At call, or On call, liable to be demanded at any moment without previous notice; as money on deposit. -- Call bird, a bird taught to allure others into a snare. -- Call boy A boy who calls the actors in a theater; a boy who transmits the orders of the captain of a vessel to the engineer, helmsman, etc. A waiting boy who answers a cal, or cames at the ringing of a bell; a bell boy. -- Call note, the note naturally used by the male bird to call the female. It is artificially applied by birdcatchers as a decoy. Latham. -- Call of the house ( Legislative Bodies ), a calling over the names of members, to discover who is absent, or for other purposes; a calling of names with a view to obtaining the ayes and noes from the persons named. -- Call to the bar, admission to practice in the courts.
From Middle English callen, from Old English ceallian ( “to call, shout” ) and Old Norse kalla ( “to call, shout” ); both from Proto-Germanic *kalzōnan ( “to call, shout” ), from Proto-Indo-European *gal( o )s-, *glōs-, *golH-so- ( “voice, cry” ). Cognate with Dutch kallen ( “to chat, talk” ), Middle High German kallen ( “to chatter, speak loudly” ), Swedish kalla ( “to call, refer to, beckon” ), Norwegian kalle ( “to call, name” ), Icelandic kalla ( “to call, shout, name” ), Latin glōria ( “fame, honour, glory” ), Welsh galw ( “to call, demand” ), Polish głos ( “voice” ), Lithuanian gal̃sas ( “echo” ). More at glory .

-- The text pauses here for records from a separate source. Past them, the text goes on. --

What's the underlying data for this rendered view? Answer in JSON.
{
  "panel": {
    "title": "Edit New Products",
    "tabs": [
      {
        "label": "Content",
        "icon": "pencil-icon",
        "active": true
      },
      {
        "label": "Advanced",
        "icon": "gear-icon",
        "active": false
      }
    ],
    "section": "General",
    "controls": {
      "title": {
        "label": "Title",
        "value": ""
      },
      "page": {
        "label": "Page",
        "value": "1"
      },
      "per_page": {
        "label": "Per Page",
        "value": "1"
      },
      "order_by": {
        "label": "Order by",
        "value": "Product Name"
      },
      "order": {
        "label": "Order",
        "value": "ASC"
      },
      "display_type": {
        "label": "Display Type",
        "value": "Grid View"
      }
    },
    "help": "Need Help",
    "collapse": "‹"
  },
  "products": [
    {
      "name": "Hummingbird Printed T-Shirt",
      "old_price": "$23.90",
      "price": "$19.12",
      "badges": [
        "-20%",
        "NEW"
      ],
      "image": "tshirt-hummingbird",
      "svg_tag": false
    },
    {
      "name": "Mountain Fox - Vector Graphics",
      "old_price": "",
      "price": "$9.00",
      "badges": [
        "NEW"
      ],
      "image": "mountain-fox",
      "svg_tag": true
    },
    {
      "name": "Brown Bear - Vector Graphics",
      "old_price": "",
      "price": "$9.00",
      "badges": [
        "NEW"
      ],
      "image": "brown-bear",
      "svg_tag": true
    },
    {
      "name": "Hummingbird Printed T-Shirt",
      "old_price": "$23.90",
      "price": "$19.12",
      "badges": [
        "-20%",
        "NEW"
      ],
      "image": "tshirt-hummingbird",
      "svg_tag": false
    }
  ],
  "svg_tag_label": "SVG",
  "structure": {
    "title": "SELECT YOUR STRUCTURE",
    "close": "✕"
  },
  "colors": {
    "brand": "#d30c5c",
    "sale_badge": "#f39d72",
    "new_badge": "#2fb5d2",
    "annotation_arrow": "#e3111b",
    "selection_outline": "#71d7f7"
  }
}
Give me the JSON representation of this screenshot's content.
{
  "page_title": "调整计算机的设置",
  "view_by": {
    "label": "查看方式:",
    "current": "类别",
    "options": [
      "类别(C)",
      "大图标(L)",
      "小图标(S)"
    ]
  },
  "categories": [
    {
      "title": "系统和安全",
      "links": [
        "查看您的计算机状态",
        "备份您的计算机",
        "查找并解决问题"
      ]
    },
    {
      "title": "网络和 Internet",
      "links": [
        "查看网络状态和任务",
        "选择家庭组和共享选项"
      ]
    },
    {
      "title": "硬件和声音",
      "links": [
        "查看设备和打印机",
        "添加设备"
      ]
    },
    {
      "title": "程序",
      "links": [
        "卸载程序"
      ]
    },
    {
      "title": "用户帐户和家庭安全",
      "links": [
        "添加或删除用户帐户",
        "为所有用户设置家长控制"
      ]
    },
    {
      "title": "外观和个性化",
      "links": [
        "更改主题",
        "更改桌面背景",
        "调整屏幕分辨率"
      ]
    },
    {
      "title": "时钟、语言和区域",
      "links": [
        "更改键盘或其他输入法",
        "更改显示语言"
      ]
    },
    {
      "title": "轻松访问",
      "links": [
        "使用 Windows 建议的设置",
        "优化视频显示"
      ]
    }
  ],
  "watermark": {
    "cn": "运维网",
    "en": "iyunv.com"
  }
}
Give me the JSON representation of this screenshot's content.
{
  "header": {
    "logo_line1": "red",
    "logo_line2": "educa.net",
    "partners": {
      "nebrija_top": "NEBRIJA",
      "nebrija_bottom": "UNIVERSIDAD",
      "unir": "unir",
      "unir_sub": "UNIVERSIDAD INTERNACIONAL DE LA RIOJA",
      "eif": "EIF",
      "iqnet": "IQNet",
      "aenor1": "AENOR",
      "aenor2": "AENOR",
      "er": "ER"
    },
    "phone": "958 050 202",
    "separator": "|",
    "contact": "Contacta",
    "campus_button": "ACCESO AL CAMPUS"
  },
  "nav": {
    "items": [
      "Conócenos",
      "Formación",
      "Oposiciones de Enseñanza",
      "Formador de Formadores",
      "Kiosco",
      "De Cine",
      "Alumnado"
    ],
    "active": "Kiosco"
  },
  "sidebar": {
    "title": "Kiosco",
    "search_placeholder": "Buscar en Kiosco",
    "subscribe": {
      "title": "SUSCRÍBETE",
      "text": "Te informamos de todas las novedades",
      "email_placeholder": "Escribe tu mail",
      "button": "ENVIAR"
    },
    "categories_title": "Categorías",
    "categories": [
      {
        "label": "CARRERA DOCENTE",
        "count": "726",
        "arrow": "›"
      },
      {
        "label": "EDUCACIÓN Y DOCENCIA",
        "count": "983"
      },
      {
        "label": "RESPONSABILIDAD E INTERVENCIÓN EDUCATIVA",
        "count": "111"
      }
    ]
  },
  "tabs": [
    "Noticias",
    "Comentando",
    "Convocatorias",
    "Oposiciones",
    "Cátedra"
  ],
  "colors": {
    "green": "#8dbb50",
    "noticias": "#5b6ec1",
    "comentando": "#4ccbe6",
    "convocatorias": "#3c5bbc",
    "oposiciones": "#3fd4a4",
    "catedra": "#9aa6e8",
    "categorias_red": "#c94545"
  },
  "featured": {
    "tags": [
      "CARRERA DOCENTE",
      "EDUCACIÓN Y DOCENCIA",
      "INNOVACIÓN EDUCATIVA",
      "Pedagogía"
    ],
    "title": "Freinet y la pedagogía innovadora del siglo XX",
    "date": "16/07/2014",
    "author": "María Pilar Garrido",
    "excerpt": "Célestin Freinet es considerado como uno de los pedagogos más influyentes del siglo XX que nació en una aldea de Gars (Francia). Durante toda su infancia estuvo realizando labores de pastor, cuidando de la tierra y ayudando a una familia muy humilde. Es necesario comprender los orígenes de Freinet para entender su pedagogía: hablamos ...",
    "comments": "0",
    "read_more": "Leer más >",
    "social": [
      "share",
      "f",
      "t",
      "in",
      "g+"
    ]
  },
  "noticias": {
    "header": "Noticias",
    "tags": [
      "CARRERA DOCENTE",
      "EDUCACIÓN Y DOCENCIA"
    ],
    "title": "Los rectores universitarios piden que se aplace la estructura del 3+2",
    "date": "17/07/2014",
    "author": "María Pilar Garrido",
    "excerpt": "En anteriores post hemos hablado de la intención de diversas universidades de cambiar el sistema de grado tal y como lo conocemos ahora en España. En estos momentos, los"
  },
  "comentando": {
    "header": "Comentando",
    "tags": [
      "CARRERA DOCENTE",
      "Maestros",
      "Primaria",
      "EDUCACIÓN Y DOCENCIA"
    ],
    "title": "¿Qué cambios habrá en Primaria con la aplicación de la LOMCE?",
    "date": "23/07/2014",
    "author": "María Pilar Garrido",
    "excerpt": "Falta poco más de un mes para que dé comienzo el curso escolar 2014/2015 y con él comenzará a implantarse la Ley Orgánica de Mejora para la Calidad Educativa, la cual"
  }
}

call ( plural: calls )
Explanation of call by Wordnet Dictionary
Definition of call by GCIDE Dictionary